About St. Croix
Largest of the US Virgin Islands ( 82 sq miles) offers a variety of activities. Christiansted and Fredriksted are the two main towns and must be seen, each with it's own distinctive style. Shopping is excellent and there are many places of interest to visit. Tours can be arranged to a rum factory, Botanic Gardens among others.If you are interested in science be sure to visit the Eye to The Sky site for a fascinating experience. Enjoy the beaches and related activities.
St.Croix has a variety of beaches. Buck Island is a premier diving spot and is a underwater national park and Salt River where Columbus landed is another attraction of note. There is a fine tropical rain forest 15 acres in all which is open for the public to enjoy. Estate St George Botanical Garden covers 16 acres and there you can see ruins of a 19th century sugar cane village and rum factory
Although it is only 82 sq miles there is much to see and do. Visit Buck Island underwater park and Salt River to see where Columbus landed. Enjoy the 15 acres Tropical Rain Forest and nearby Whim Great House where you will see how the greathouses on the 1700's looked. The well know "Eye to the Sky" project is well worth a visit - there a 260 ton dish is used to explore the universe. See the Rum Distillery, The Botanic Garden etc. In the town of Christiansted soak up the historic sites, such as the Steeple Building, Government House, fort and many interesting churches. See the famous Outdoor Market. In the town of Fredericksted see Fort Frederick, the Old Danish School and the Roman Catholic church. Beach activities and sports are also popular and the many hotels provide a variety of after dark entertainment.
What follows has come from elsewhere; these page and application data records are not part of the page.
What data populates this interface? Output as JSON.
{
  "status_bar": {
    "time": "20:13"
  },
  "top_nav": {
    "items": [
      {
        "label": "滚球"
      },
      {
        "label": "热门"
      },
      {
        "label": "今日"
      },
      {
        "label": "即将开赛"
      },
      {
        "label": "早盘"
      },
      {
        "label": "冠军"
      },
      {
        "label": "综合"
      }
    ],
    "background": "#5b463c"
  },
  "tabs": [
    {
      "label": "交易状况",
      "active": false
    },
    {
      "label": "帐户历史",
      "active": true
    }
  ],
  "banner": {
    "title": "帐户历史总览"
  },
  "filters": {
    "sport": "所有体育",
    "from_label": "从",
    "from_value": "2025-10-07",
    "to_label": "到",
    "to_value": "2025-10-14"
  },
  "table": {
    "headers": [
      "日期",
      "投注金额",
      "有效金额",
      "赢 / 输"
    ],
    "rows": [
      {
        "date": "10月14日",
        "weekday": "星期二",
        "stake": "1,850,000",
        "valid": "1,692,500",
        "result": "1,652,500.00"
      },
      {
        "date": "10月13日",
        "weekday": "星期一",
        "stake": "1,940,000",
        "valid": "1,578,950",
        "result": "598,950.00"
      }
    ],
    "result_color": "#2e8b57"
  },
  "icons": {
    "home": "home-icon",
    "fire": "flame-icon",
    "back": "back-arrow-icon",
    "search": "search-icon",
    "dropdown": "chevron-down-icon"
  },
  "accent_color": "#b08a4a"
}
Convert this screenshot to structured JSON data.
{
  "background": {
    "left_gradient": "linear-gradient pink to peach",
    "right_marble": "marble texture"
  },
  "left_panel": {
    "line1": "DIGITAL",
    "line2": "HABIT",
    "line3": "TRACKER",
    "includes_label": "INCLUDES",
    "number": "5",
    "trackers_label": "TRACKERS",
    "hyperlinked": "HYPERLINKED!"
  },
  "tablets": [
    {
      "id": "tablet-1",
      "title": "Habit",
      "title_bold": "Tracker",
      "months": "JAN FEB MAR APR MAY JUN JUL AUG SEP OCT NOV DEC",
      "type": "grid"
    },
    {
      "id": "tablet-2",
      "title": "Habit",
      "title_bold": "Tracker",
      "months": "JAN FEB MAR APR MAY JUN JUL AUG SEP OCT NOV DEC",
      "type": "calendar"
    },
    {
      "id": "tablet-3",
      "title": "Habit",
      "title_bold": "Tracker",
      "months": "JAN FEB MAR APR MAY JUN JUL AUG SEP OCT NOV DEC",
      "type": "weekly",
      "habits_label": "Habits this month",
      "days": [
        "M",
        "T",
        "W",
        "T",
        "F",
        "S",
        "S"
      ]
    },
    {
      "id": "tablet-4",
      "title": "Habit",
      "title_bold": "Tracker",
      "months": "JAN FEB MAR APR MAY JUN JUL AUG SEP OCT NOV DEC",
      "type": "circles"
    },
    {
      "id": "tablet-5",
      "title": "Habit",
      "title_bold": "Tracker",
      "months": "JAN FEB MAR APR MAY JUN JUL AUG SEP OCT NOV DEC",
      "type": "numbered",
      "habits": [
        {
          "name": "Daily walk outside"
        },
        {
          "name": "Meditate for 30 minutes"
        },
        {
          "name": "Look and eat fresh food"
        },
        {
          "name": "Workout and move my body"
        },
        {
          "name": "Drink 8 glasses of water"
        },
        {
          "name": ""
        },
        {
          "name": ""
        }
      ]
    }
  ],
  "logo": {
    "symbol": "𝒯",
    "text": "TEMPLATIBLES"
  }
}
St.Croix has had an eventful history. First it was occupied by the Arawaks and Caribs with the latter being the most powerful. Columbus came to the island in 1493 and there began almost a century of conflict between the Spaniards and the Caribs on the island. By the early 1600's there were both Dutch and English settlements on the island, which caused much strife and the Spanish also tried to maintain control of it during 1650. The following year the French entered the scene and controlled the island for a short time but many of them died and their dominance was short lived. Ten years later the Governor of St. Kitts bought the island as his private estate and later deeded it to the Knights of Malta who had little experience in management. In 1665 the island was bought by the French West Indian Company and thrived under Governor Dubois. After his death in 1695 St.Croix became practically abandoned until 1733 when the French sold the island to Danish West India and Guinea company. Once again the island thrived and sugar became the main stay of the economy. The Dutch encouraged immigrants from many countries who contributed greatly to its development. When sugar production declined because of the availability of beet sugar in Europe, the slaves rioted - The Fireburn of 1878. Denmark sold the islands to the US Government in 1917 and St.Croix, along with St.Thomas and St. John , is now a U.S.territory.